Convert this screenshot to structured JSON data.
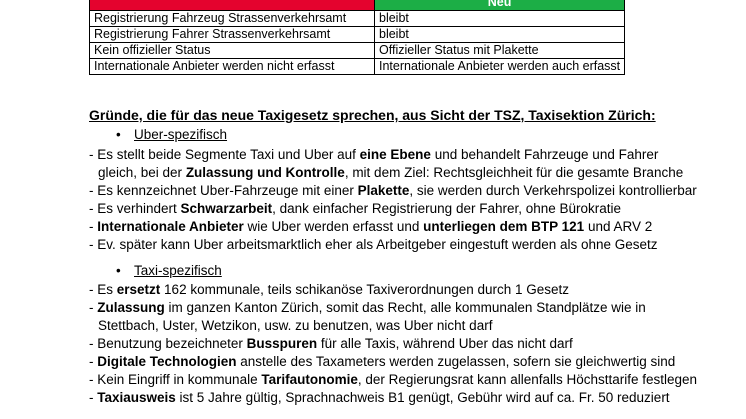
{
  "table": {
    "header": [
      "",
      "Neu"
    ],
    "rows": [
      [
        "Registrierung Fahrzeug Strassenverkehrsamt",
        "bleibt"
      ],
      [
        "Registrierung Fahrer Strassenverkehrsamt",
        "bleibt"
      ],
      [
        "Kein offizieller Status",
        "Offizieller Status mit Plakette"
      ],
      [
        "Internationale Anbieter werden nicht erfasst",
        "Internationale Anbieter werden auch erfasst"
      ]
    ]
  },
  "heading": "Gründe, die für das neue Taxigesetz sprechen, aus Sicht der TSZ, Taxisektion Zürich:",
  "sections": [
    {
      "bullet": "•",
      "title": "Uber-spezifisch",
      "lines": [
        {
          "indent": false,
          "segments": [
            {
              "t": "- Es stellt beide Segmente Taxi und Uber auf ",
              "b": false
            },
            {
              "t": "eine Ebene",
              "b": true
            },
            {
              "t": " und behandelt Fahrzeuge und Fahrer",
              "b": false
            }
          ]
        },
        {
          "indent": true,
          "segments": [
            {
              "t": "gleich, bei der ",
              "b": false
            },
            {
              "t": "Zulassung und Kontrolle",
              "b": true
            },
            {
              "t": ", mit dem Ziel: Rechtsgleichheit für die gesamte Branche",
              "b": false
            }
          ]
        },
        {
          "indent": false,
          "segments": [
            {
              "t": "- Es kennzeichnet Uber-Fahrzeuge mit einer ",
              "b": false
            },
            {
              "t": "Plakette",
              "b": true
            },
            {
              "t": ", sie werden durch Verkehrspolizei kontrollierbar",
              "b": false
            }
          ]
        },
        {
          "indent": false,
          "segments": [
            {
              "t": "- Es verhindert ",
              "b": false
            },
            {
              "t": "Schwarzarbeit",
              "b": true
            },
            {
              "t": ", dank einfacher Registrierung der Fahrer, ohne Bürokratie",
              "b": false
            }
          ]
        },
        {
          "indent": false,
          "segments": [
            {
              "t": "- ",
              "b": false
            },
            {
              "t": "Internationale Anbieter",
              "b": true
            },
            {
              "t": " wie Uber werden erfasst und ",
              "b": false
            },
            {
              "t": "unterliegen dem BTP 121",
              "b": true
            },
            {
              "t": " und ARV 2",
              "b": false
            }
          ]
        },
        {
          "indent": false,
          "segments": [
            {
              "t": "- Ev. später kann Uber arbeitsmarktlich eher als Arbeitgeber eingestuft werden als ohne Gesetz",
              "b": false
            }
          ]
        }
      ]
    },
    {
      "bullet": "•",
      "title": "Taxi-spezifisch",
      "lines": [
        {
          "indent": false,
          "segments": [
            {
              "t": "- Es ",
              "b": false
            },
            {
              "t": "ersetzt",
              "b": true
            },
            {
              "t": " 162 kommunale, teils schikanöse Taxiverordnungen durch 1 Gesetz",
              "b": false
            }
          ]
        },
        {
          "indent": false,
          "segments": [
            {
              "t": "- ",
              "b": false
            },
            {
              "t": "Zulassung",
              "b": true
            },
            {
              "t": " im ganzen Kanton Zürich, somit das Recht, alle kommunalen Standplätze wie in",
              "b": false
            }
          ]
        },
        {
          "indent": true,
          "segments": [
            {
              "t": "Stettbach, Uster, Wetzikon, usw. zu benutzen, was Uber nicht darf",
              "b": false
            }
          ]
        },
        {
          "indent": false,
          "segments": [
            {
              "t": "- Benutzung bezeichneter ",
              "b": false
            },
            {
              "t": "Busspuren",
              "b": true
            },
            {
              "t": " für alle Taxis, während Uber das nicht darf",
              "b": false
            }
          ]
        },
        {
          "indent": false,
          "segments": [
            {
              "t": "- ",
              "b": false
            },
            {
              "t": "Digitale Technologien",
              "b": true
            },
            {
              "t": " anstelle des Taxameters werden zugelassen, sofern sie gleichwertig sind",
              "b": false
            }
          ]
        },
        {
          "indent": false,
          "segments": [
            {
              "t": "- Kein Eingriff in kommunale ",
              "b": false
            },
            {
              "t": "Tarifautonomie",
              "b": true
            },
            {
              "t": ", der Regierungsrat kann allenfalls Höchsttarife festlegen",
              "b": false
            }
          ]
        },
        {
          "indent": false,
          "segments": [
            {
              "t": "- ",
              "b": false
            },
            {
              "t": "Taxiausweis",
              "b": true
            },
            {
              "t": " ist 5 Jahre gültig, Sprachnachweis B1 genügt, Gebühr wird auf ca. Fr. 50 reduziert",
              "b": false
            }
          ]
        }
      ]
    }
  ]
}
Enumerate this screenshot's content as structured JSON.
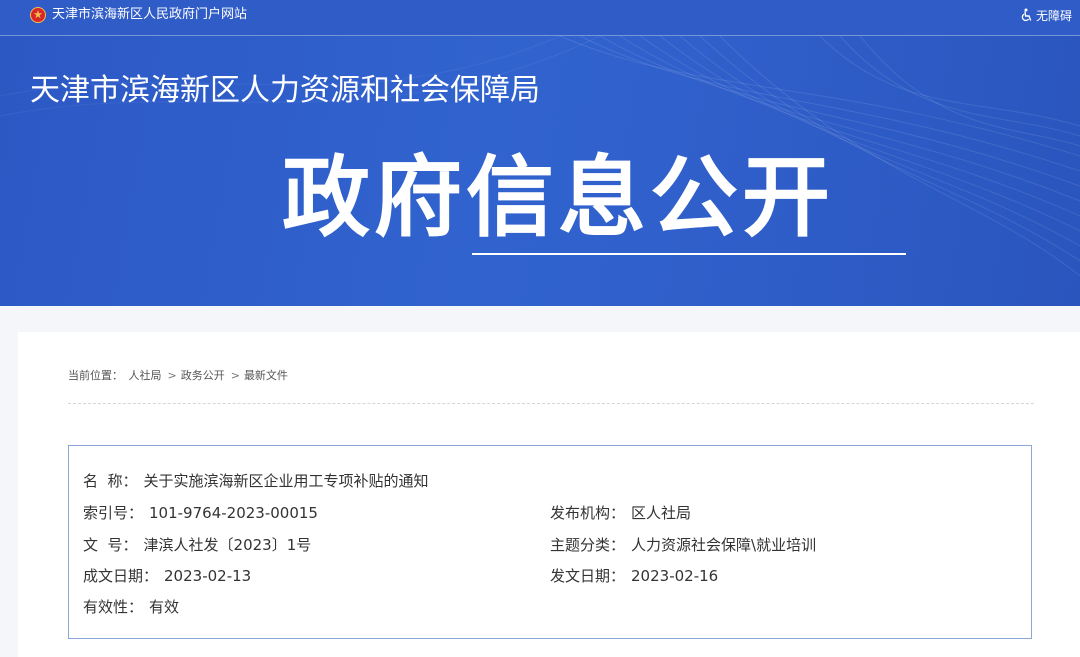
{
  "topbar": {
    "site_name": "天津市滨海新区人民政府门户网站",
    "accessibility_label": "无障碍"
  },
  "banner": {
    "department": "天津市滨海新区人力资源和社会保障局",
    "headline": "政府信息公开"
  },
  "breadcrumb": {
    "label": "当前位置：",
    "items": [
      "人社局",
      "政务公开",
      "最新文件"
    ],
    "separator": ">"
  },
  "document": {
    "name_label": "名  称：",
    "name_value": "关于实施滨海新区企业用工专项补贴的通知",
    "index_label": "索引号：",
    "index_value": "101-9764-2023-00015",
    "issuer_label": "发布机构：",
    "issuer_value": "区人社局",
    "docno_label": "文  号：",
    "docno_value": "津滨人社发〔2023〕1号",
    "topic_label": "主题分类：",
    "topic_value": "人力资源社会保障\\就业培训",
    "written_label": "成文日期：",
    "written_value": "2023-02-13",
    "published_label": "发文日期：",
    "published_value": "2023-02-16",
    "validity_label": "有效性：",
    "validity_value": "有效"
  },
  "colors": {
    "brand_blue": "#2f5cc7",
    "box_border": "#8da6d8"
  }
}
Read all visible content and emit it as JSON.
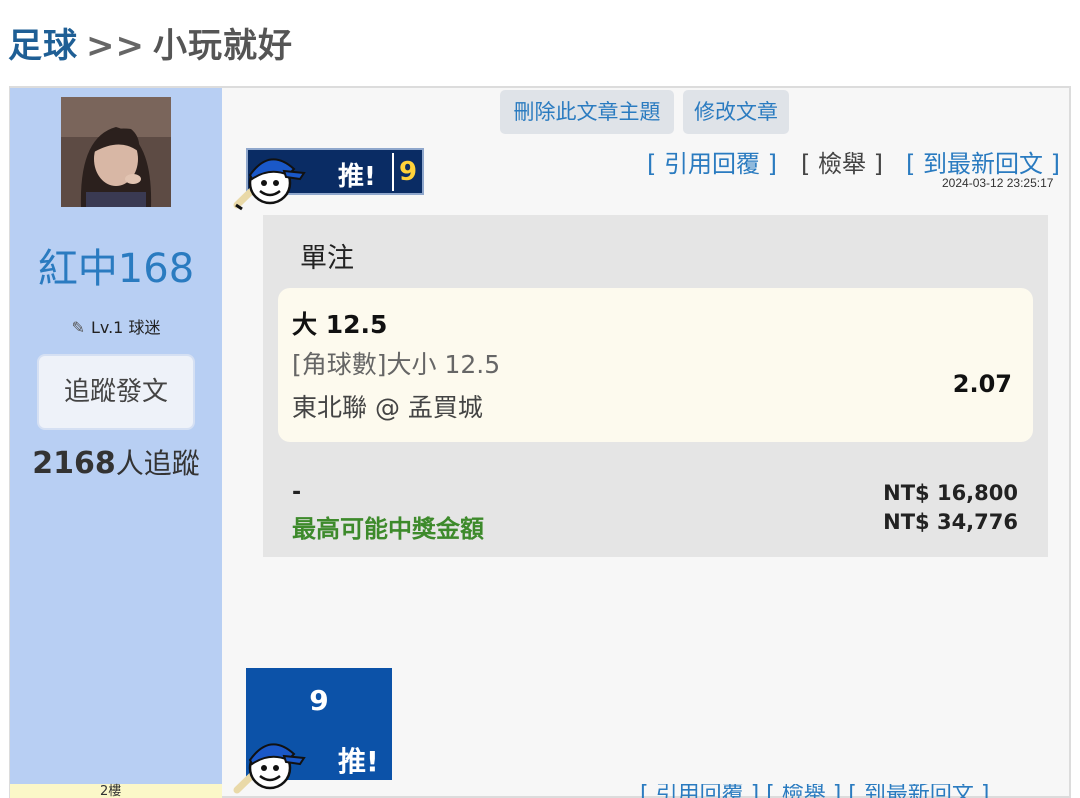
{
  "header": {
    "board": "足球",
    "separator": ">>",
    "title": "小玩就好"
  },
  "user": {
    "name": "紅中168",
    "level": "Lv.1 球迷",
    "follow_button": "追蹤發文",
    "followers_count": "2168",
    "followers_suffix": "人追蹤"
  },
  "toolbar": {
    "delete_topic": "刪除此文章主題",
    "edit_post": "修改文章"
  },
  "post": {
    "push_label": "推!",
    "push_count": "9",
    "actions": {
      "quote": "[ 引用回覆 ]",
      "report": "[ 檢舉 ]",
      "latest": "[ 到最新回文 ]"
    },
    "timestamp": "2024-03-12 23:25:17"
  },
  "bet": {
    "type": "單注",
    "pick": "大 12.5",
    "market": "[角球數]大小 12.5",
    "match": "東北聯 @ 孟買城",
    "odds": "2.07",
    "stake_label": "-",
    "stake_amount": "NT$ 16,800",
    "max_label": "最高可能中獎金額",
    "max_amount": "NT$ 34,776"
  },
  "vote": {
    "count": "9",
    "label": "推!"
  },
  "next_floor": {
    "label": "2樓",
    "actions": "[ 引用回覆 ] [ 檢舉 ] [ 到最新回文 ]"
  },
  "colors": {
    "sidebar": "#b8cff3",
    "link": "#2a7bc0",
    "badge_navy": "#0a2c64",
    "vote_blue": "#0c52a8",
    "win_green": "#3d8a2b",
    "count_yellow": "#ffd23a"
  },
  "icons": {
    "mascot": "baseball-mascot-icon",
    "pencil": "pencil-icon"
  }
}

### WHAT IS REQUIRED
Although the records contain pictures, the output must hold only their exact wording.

### ANSWER FOR THIS EXERCISE
Convert this screenshot to structured JSON data.
{
  "table": {
    "header": [
      "",
      "Neu"
    ],
    "rows": [
      [
        "Registrierung Fahrzeug Strassenverkehrsamt",
        "bleibt"
      ],
      [
        "Registrierung Fahrer Strassenverkehrsamt",
        "bleibt"
      ],
      [
        "Kein offizieller Status",
        "Offizieller Status mit Plakette"
      ],
      [
        "Internationale Anbieter werden nicht erfasst",
        "Internationale Anbieter werden auch erfasst"
      ]
    ]
  },
  "heading": "Gründe, die für das neue Taxigesetz sprechen, aus Sicht der TSZ, Taxisektion Zürich:",
  "sections": [
    {
      "bullet": "•",
      "title": "Uber-spezifisch",
      "lines": [
        {
          "indent": false,
          "segments": [
            {
              "t": "- Es stellt beide Segmente Taxi und Uber auf ",
              "b": false
            },
            {
              "t": "eine Ebene",
              "b": true
            },
            {
              "t": " und behandelt Fahrzeuge und Fahrer",
              "b": false
            }
          ]
        },
        {
          "indent": true,
          "segments": [
            {
              "t": "gleich, bei der ",
              "b": false
            },
            {
              "t": "Zulassung und Kontrolle",
              "b": true
            },
            {
              "t": ", mit dem Ziel: Rechtsgleichheit für die gesamte Branche",
              "b": false
            }
          ]
        },
        {
          "indent": false,
          "segments": [
            {
              "t": "- Es kennzeichnet Uber-Fahrzeuge mit einer ",
              "b": false
            },
            {
              "t": "Plakette",
              "b": true
            },
            {
              "t": ", sie werden durch Verkehrspolizei kontrollierbar",
              "b": false
            }
          ]
        },
        {
          "indent": false,
          "segments": [
            {
              "t": "- Es verhindert ",
              "b": false
            },
            {
              "t": "Schwarzarbeit",
              "b": true
            },
            {
              "t": ", dank einfacher Registrierung der Fahrer, ohne Bürokratie",
              "b": false
            }
          ]
        },
        {
          "indent": false,
          "segments": [
            {
              "t": "- ",
              "b": false
            },
            {
              "t": "Internationale Anbieter",
              "b": true
            },
            {
              "t": " wie Uber werden erfasst und ",
              "b": false
            },
            {
              "t": "unterliegen dem BTP 121",
              "b": true
            },
            {
              "t": " und ARV 2",
              "b": false
            }
          ]
        },
        {
          "indent": false,
          "segments": [
            {
              "t": "- Ev. später kann Uber arbeitsmarktlich eher als Arbeitgeber eingestuft werden als ohne Gesetz",
              "b": false
            }
          ]
        }
      ]
    },
    {
      "bullet": "•",
      "title": "Taxi-spezifisch",
      "lines": [
        {
          "indent": false,
          "segments": [
            {
              "t": "- Es ",
              "b": false
            },
            {
              "t": "ersetzt",
              "b": true
            },
            {
              "t": " 162 kommunale, teils schikanöse Taxiverordnungen durch 1 Gesetz",
              "b": false
            }
          ]
        },
        {
          "indent": false,
          "segments": [
            {
              "t": "- ",
              "b": false
            },
            {
              "t": "Zulassung",
              "b": true
            },
            {
              "t": " im ganzen Kanton Zürich, somit das Recht, alle kommunalen Standplätze wie in",
              "b": false
            }
          ]
        },
        {
          "indent": true,
          "segments": [
            {
              "t": "Stettbach, Uster, Wetzikon, usw. zu benutzen, was Uber nicht darf",
              "b": false
            }
          ]
        },
        {
          "indent": false,
          "segments": [
            {
              "t": "- Benutzung bezeichneter ",
              "b": false
            },
            {
              "t": "Busspuren",
              "b": true
            },
            {
              "t": " für alle Taxis, während Uber das nicht darf",
              "b": false
            }
          ]
        },
        {
          "indent": false,
          "segments": [
            {
              "t": "- ",
              "b": false
            },
            {
              "t": "Digitale Technologien",
              "b": true
            },
            {
              "t": " anstelle des Taxameters werden zugelassen, sofern sie gleichwertig sind",
              "b": false
            }
          ]
        },
        {
          "indent": false,
          "segments": [
            {
              "t": "- Kein Eingriff in kommunale ",
              "b": false
            },
            {
              "t": "Tarifautonomie",
              "b": true
            },
            {
              "t": ", der Regierungsrat kann allenfalls Höchsttarife festlegen",
              "b": false
            }
          ]
        },
        {
          "indent": false,
          "segments": [
            {
              "t": "- ",
              "b": false
            },
            {
              "t": "Taxiausweis",
              "b": true
            },
            {
              "t": " ist 5 Jahre gültig, Sprachnachweis B1 genügt, Gebühr wird auf ca. Fr. 50 reduziert",
              "b": false
            }
          ]
        }
      ]
    }
  ]
}
Enumerate this screenshot's content as structured JSON.
{
  "topbar": {
    "site_name": "天津市滨海新区人民政府门户网站",
    "accessibility_label": "无障碍"
  },
  "banner": {
    "department": "天津市滨海新区人力资源和社会保障局",
    "headline": "政府信息公开"
  },
  "breadcrumb": {
    "label": "当前位置：",
    "items": [
      "人社局",
      "政务公开",
      "最新文件"
    ],
    "separator": ">"
  },
  "document": {
    "name_label": "名  称：",
    "name_value": "关于实施滨海新区企业用工专项补贴的通知",
    "index_label": "索引号：",
    "index_value": "101-9764-2023-00015",
    "issuer_label": "发布机构：",
    "issuer_value": "区人社局",
    "docno_label": "文  号：",
    "docno_value": "津滨人社发〔2023〕1号",
    "topic_label": "主题分类：",
    "topic_value": "人力资源社会保障\\就业培训",
    "written_label": "成文日期：",
    "written_value": "2023-02-13",
    "published_label": "发文日期：",
    "published_value": "2023-02-16",
    "validity_label": "有效性：",
    "validity_value": "有效"
  },
  "colors": {
    "brand_blue": "#2f5cc7",
    "box_border": "#8da6d8"
  }
}
Read all visible content and emit it as JSON.
{
  "header": {
    "board": "足球",
    "separator": ">>",
    "title": "小玩就好"
  },
  "user": {
    "name": "紅中168",
    "level": "Lv.1 球迷",
    "follow_button": "追蹤發文",
    "followers_count": "2168",
    "followers_suffix": "人追蹤"
  },
  "toolbar": {
    "delete_topic": "刪除此文章主題",
    "edit_post": "修改文章"
  },
  "post": {
    "push_label": "推!",
    "push_count": "9",
    "actions": {
      "quote": "[ 引用回覆 ]",
      "report": "[ 檢舉 ]",
      "latest": "[ 到最新回文 ]"
    },
    "timestamp": "2024-03-12 23:25:17"
  },
  "bet": {
    "type": "單注",
    "pick": "大 12.5",
    "market": "[角球數]大小 12.5",
    "match": "東北聯 @ 孟買城",
    "odds": "2.07",
    "stake_label": "-",
    "stake_amount": "NT$ 16,800",
    "max_label": "最高可能中獎金額",
    "max_amount": "NT$ 34,776"
  },
  "vote": {
    "count": "9",
    "label": "推!"
  },
  "next_floor": {
    "label": "2樓",
    "actions": "[ 引用回覆 ] [ 檢舉 ] [ 到最新回文 ]"
  },
  "colors": {
    "sidebar": "#b8cff3",
    "link": "#2a7bc0",
    "badge_navy": "#0a2c64",
    "vote_blue": "#0c52a8",
    "win_green": "#3d8a2b",
    "count_yellow": "#ffd23a"
  },
  "icons": {
    "mascot": "baseball-mascot-icon",
    "pencil": "pencil-icon"
  }
}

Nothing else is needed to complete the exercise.